-- DATASET --

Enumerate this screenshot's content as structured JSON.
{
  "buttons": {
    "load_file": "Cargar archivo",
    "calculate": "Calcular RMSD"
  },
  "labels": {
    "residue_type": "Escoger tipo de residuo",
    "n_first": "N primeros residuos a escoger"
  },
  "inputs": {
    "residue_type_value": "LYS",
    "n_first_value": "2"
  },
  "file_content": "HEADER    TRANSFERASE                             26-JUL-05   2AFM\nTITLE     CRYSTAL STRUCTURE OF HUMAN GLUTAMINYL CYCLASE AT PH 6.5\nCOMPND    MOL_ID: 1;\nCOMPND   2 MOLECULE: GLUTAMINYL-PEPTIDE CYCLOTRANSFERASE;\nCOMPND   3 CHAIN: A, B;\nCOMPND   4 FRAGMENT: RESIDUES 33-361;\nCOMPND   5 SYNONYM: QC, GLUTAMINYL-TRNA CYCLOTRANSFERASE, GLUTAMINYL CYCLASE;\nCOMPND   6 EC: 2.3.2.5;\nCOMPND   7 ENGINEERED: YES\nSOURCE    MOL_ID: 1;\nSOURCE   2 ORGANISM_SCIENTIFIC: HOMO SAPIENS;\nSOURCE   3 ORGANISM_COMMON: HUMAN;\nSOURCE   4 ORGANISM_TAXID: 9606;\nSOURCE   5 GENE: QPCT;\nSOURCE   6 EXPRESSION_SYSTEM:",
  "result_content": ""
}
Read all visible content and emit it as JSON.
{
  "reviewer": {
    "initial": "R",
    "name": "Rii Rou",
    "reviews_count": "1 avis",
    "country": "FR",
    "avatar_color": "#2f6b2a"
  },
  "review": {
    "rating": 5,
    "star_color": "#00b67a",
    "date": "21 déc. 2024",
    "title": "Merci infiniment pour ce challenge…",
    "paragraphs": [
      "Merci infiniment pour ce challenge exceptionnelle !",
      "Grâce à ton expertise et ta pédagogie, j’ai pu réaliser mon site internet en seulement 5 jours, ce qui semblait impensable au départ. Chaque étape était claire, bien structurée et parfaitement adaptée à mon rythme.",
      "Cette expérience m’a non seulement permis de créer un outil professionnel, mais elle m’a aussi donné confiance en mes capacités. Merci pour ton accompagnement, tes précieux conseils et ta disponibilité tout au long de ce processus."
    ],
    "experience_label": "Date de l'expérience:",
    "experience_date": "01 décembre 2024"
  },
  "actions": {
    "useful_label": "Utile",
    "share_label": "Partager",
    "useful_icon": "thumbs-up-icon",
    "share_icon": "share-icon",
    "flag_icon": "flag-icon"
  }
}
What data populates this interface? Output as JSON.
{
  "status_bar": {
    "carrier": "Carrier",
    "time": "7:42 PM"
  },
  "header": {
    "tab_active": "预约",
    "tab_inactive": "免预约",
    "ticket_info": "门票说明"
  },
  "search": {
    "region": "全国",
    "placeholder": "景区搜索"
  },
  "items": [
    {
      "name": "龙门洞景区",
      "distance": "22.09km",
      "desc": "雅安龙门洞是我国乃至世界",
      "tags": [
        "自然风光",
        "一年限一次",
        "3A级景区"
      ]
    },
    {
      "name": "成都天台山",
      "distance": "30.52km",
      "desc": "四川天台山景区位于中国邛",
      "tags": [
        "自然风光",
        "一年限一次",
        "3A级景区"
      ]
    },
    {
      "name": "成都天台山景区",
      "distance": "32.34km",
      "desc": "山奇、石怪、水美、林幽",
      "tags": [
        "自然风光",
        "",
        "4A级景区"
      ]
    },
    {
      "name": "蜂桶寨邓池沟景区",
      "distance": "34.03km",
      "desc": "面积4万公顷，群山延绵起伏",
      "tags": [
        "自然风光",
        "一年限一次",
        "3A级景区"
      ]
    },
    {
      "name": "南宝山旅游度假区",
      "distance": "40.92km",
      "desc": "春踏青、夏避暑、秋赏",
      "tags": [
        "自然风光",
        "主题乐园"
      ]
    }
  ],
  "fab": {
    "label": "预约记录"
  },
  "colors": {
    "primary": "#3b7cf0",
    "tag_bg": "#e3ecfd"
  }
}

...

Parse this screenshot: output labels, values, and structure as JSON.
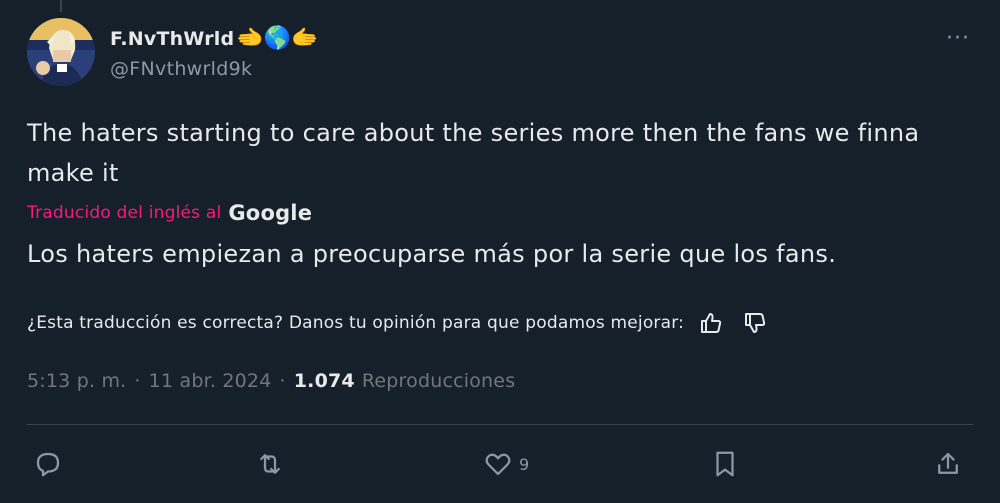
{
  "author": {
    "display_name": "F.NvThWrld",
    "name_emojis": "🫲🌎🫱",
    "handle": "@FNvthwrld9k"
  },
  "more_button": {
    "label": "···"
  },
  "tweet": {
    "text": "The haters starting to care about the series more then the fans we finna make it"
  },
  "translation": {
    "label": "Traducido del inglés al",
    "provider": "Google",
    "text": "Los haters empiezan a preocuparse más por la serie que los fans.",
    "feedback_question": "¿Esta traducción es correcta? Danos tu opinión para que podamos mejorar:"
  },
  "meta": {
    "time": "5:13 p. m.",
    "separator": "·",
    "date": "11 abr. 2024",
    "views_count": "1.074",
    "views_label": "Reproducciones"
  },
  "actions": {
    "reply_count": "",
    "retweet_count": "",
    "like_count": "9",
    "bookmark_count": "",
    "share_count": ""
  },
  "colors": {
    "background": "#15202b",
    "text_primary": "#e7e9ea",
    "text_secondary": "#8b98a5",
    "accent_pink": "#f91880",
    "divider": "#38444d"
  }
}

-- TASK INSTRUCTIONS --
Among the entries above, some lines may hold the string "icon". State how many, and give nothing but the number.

-- REPLY TO THE TASK --
3